This approach is an easy way to get a low-latency setup on almost any computer, but it has a big disadvantage: you can’t use imitone’s sound button as a voice monitor without using shared audio. Sure, you could just wear your headphones with one ear and listen for the natural sound of your voice… But better things are possible.

using imitone’s plug-ins with your DAW

imitone’s plug-ins run inside your DAW, avoiding the need for two apps to use audio at the same time. This makes it easy to get both low latency and voice feedback; you’ll only need to worry about the MIDI part of your setup.

Our plug-ins are only available on Windows at the moment (where they’re needed most). The way they work is unconventional: when using the imitone plug-in, the imitone app will appear to control it. In this mode the imitone app won’t use any audio; it’s just an interface to the plug-in. By default, our app will dock with your DAW, but you can use the pop out button to make it a free-floating window.

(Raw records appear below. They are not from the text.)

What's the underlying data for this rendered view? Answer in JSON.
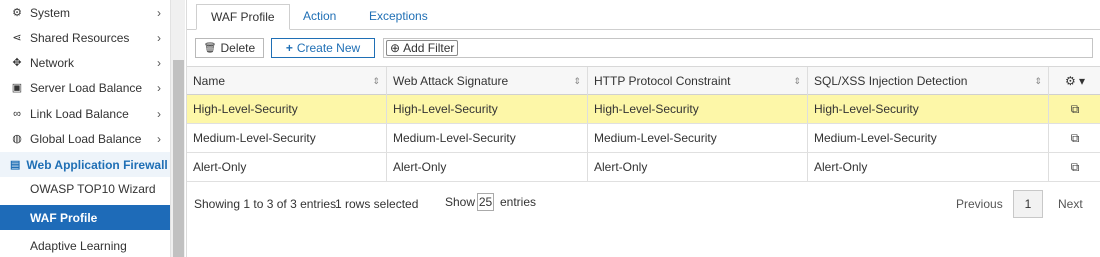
{
  "sidebar": {
    "items": [
      {
        "label": "System",
        "icon": "gear-icon",
        "glyph": "⚙",
        "chev": "›"
      },
      {
        "label": "Shared Resources",
        "icon": "share-icon",
        "glyph": "⋖",
        "chev": "›"
      },
      {
        "label": "Network",
        "icon": "network-icon",
        "glyph": "✥",
        "chev": "›"
      },
      {
        "label": "Server Load Balance",
        "icon": "server-lb-icon",
        "glyph": "▣",
        "chev": "›"
      },
      {
        "label": "Link Load Balance",
        "icon": "link-icon",
        "glyph": "∞",
        "chev": "›"
      },
      {
        "label": "Global Load Balance",
        "icon": "globe-icon",
        "glyph": "◍",
        "chev": "›"
      },
      {
        "label": "Web Application Firewall",
        "icon": "waf-icon",
        "glyph": "▤",
        "chev": "⌄"
      }
    ],
    "subitems": [
      "OWASP TOP10 Wizard",
      "WAF Profile",
      "Adaptive Learning"
    ]
  },
  "tabs": [
    "WAF Profile",
    "Action",
    "Exceptions"
  ],
  "toolbar": {
    "delete_label": "Delete",
    "delete_icon": "🗑",
    "create_label": "Create New",
    "create_icon": "+",
    "filter_label": "Add Filter",
    "filter_icon": "⊕"
  },
  "table": {
    "columns": [
      "Name",
      "Web Attack Signature",
      "HTTP Protocol Constraint",
      "SQL/XSS Injection Detection"
    ],
    "settings_icon": "⚙ ▾",
    "sort_icon": "⇕",
    "clone_icon": "⧉",
    "rows": [
      [
        "High-Level-Security",
        "High-Level-Security",
        "High-Level-Security",
        "High-Level-Security"
      ],
      [
        "Medium-Level-Security",
        "Medium-Level-Security",
        "Medium-Level-Security",
        "Medium-Level-Security"
      ],
      [
        "Alert-Only",
        "Alert-Only",
        "Alert-Only",
        "Alert-Only"
      ]
    ]
  },
  "footer": {
    "entries_info": "Showing 1 to 3 of 3 entries",
    "selected_info": "1 rows selected",
    "show_label": "Show",
    "show_value": "25",
    "entries_label": "entries",
    "prev": "Previous",
    "page": "1",
    "next": "Next"
  },
  "colors": {
    "accent": "#1e6bb8",
    "selected_row": "#fdf7a8"
  }
}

imitone plug-ins must be placed in an audio track in your DAW. Usually you’ll want to set the track to listen constantly for your voice — otherwise imitone will stop hearing you when you pick an instrument. It’s also useful if the imitone track is always playing its audio to your headphones, providing a form of voice feedback. The steps for setting up a track like this vary depending on your DAW.

The plug-ins have two different ways to send MIDI. They have a built-in MIDI output, which you can usually connect to other tracks in your DAW. Alternatively, you can use app-to-app MIDI as with the normal imitone app.

"imitone plugin with midi routing in your DAW"

This is similar to the first diagram.  The Audio Driver is only being used by your DAW, which now contains an imitone plugin as a new track.  The imitone plugin track is linked to the instrument track by a midi routing.

The imitone app is open and connected to the imitone plugin.  It is labeled "imitone controls".

The DAW allows the sound of your voice to flow through the imitone plugin track to its master audio output, acting as a voice monitor.  The monitor and instrument track are played to the headphones together.
Here imitone is running inside your DAW as a plugin. We don’t need to share audio at all.
The imitone app is still there, but it’s just acting as controls for the plugin, whose MIDI is routed to the instrument track.

Setting imitone up with a MIDI routing is very tidy and self-contained, but requires some familiarity with your music-making software. It’s done differently in each DAW, and some software doesn’t support MIDI output from plugins at all. Additionally, it may be necessary to edit your routings every time you need to change which instrument imitone is controlling. That’s why we provide an app-to-app option:

"imitone plugin with midi routing in your DAW"

This is similar to the previous diagram, except the imitone app is now linked by app-to-app midi with the DAW's MIDI input.  The instrument track is controlled by the DAW's MIDI input.

Again, the DAW uses the imitone plugin track as as a voice monitor, mixing the sounds of your voice and the instrument.
Instead of routing MIDI inside your DAW, we set imitone up as your DAW’s MIDI Input.
This works just like plugging in a physical MIDI controller, and makes it easy to control all the instruments.

App-to-app MIDI with the plugin is the most reliable and convenient way to use imitone plug-ins, once it’s properly set up. We’re still fine-tuning this feature, though, and it can be tricky to set everything up in the right order:

  • Make sure the imitone app is open (it appears when viewing the plugin’s controls).
  • Click “pop out” to separate imitone’s window from your DAW and keep it open.
  • Make sure “app-to-app midi” is selected as imitone’s MIDI output in setup.
  • Afterwards, you may need to visit your DAW’s MIDI input settings to select or refresh “imitone app-to-app” MIDI input.

After setting up app-to-app MIDI from the plugin for the first time, try doing things in this order:

  • Open the imitone app.
  • Set imitone’s audio input to “none”.
  • Open your DAW and load your project with the imitone plugin.

These steps will make app-to-app MIDI available when your project loads, so everything starts up fully connected.